September 5, 2010

It’s classified as a romantic comedy – and I guess the film is more that than anything else if we have to stick with labels – but maybe it’s because Nanette Burstein (American Teen) is known mostly for her documentary work that Going The Distance has more of an edge and a feeling of emotional realism than most genre pictures.

Maybe that’s why what was supposed to be a frothy, predictable romance has made me a little sad for two days after seeing it.  I wasn’t supposed to react this way to Going The Distance, was I?  But, I have and can’t stop thinking about certain questions.

When isn’t love enough?  It’s not enough when two people in love are separated by a continent and the bad economy (not to mention individual dreams) makes relocating too big of a compromise.  Yikes!

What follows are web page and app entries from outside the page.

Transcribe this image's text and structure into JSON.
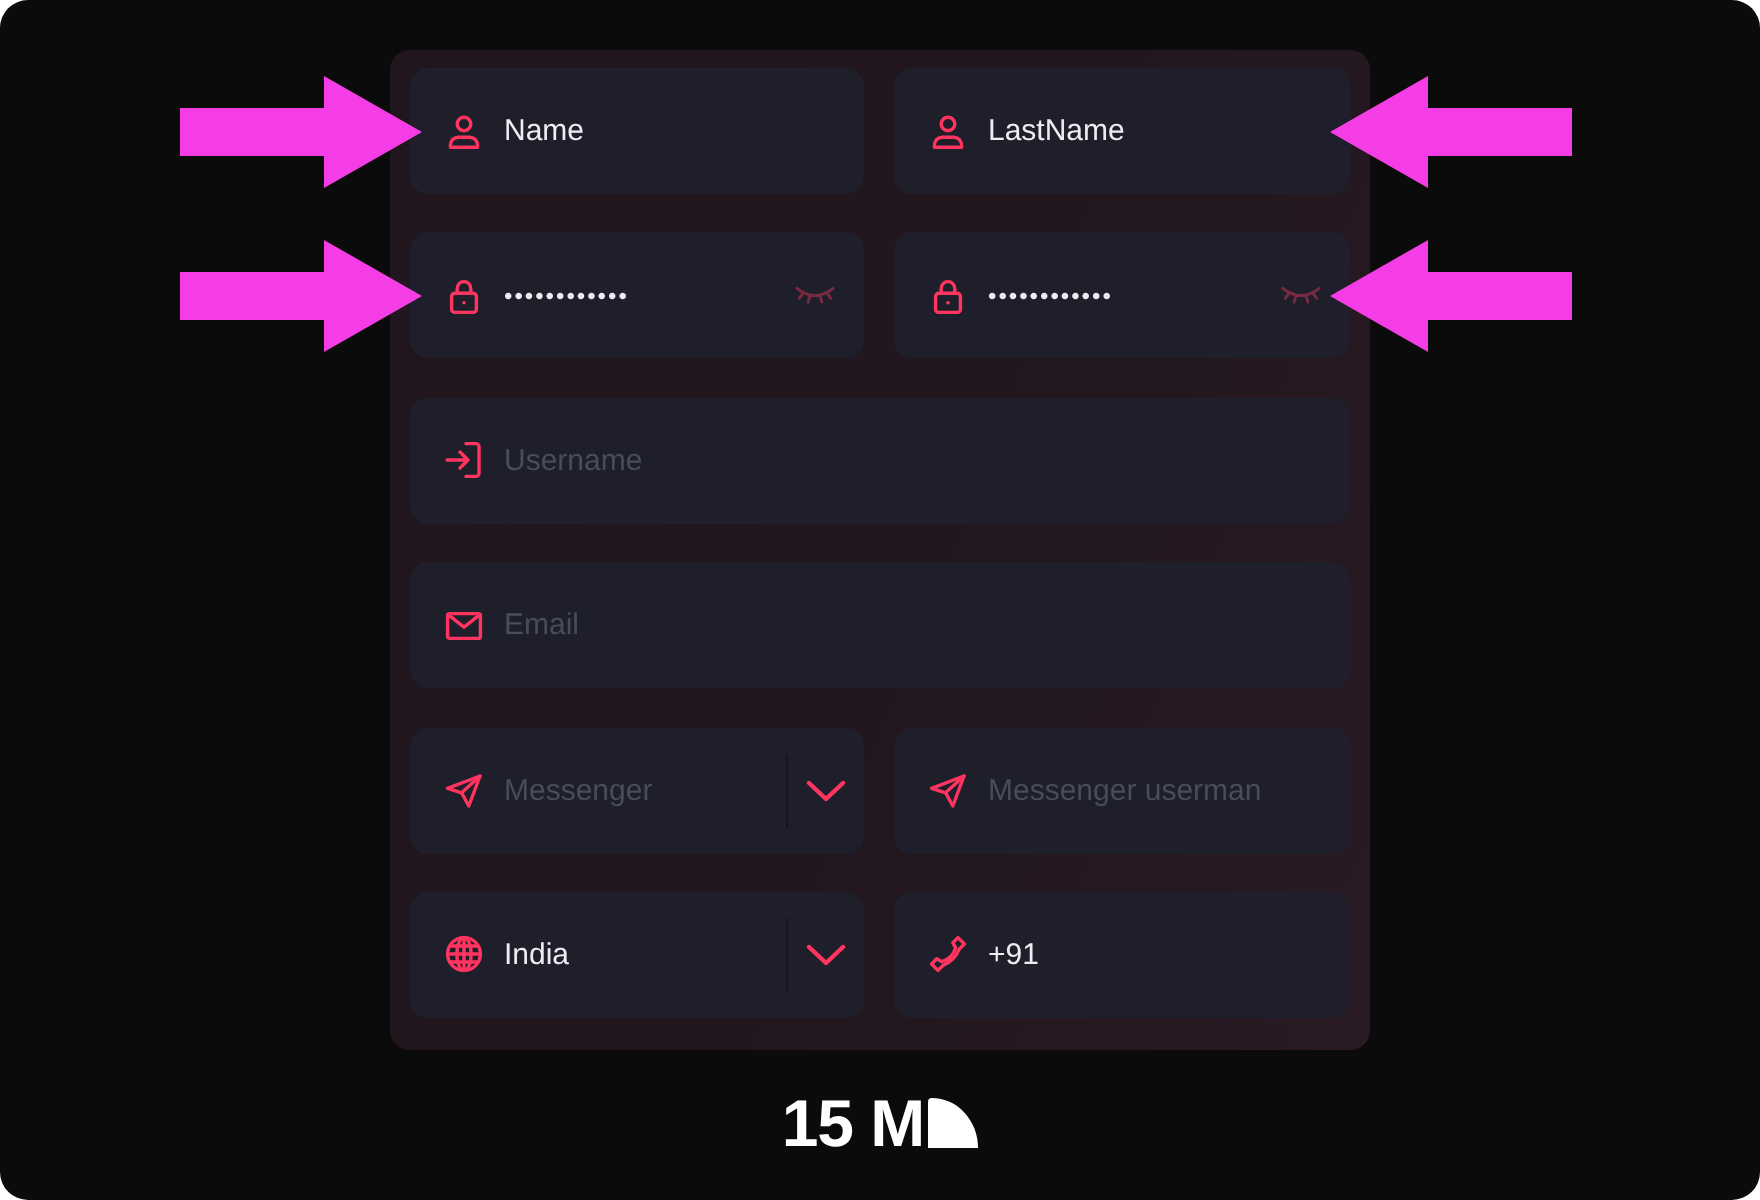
{
  "form": {
    "rows": [
      {
        "fields": [
          {
            "kind": "name",
            "value": "Name",
            "highlighted": true
          },
          {
            "kind": "name",
            "value": "LastName",
            "highlighted": true
          }
        ]
      },
      {
        "fields": [
          {
            "kind": "password",
            "value": "••••••••••••",
            "shown": false,
            "highlighted": true
          },
          {
            "kind": "password",
            "value": "••••••••••••",
            "shown": false,
            "highlighted": true
          }
        ]
      },
      {
        "fields": [
          {
            "kind": "username",
            "placeholder": "Username",
            "highlighted": false
          }
        ]
      },
      {
        "fields": [
          {
            "kind": "email",
            "placeholder": "Email",
            "highlighted": false
          }
        ]
      },
      {
        "fields": [
          {
            "kind": "messenger",
            "placeholder": "Messenger",
            "highlighted": false
          },
          {
            "kind": "handle",
            "placeholder": "Messenger userman",
            "highlighted": false
          }
        ]
      },
      {
        "fields": [
          {
            "kind": "country",
            "value": "India",
            "highlighted": false
          },
          {
            "kind": "phone",
            "value": "+91",
            "highlighted": false
          }
        ]
      }
    ]
  },
  "logo": {
    "text": "15 M"
  }
}
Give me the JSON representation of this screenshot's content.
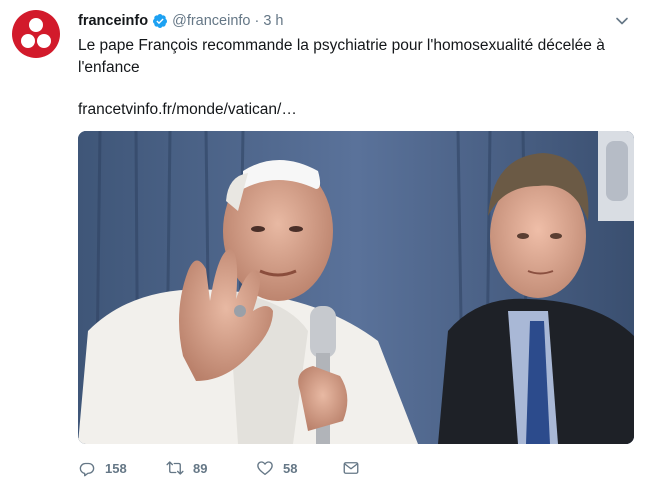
{
  "tweet": {
    "author_name": "franceinfo",
    "handle": "@franceinfo",
    "separator": "·",
    "time": "3 h",
    "text": "Le pape François recommande la psychiatrie pour l'homosexualité décelée à l'enfance",
    "link": "francetvinfo.fr/monde/vatican/…"
  },
  "actions": {
    "replies": "158",
    "retweets": "89",
    "likes": "58"
  },
  "colors": {
    "brand_red": "#d21a2b",
    "verified_blue": "#1da1f2",
    "muted": "#657786",
    "text": "#14171a"
  },
  "icons": {
    "avatar": "franceinfo-logo",
    "verified": "verified-badge-icon",
    "menu": "chevron-down-icon",
    "reply": "reply-icon",
    "retweet": "retweet-icon",
    "like": "heart-icon",
    "message": "envelope-icon"
  }
}
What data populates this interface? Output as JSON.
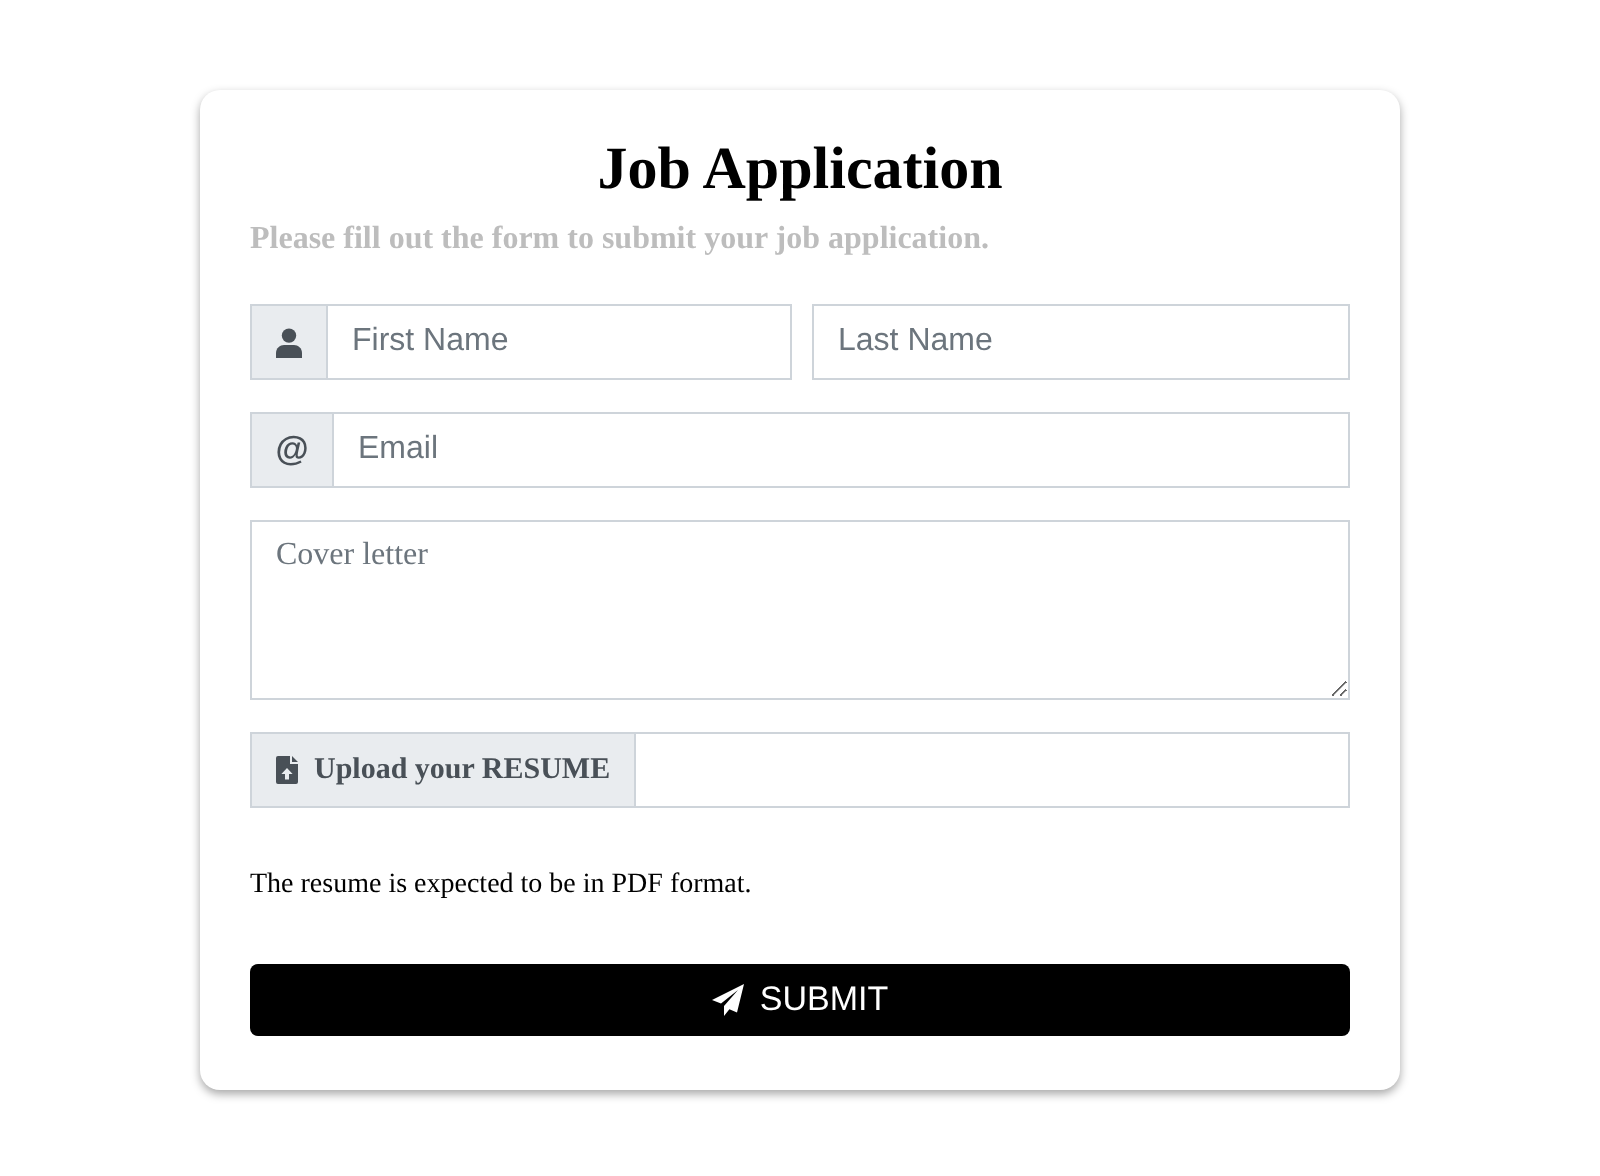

Sure, Drew Barrymore (loved her in Fever Pitch) seems a little old to play this role, but Justin Long has so much appeal, that I kept putting myself back into the film every time I stopped to think that they didn’t quite fit.

But I do have to wonder why wasn’t her character wasn’t written as 35 (instead of 31) and derailed by more than one failed love affair (to explain the gaps).  That I would have bought without question.

Why?  Because I cared about them as a couple.  I was rooting for Erin and Garrett from the beginning.

The screenplay is a first credit for Geoff La Tulippe, and the first half feels like a cross between a conventional romantic comedy and a Judd Apatow movie (gross guy stuff for Garrett and his two buddies, sure, but with the hint of a sensitive side for each of the trio).  The second half is something else entirely.  This couple really struggles because of circumstances that seem so…contemporary…and…so real.

I’m ambivalent about the movie overall, but it’s certainly a cut above conventional romantic comedies that are utterly predictable and unbelievably pat.  Something about this film hits me on a personal level.  I’m still rooting for Erin and Garrett, and I’m still rooting for true love.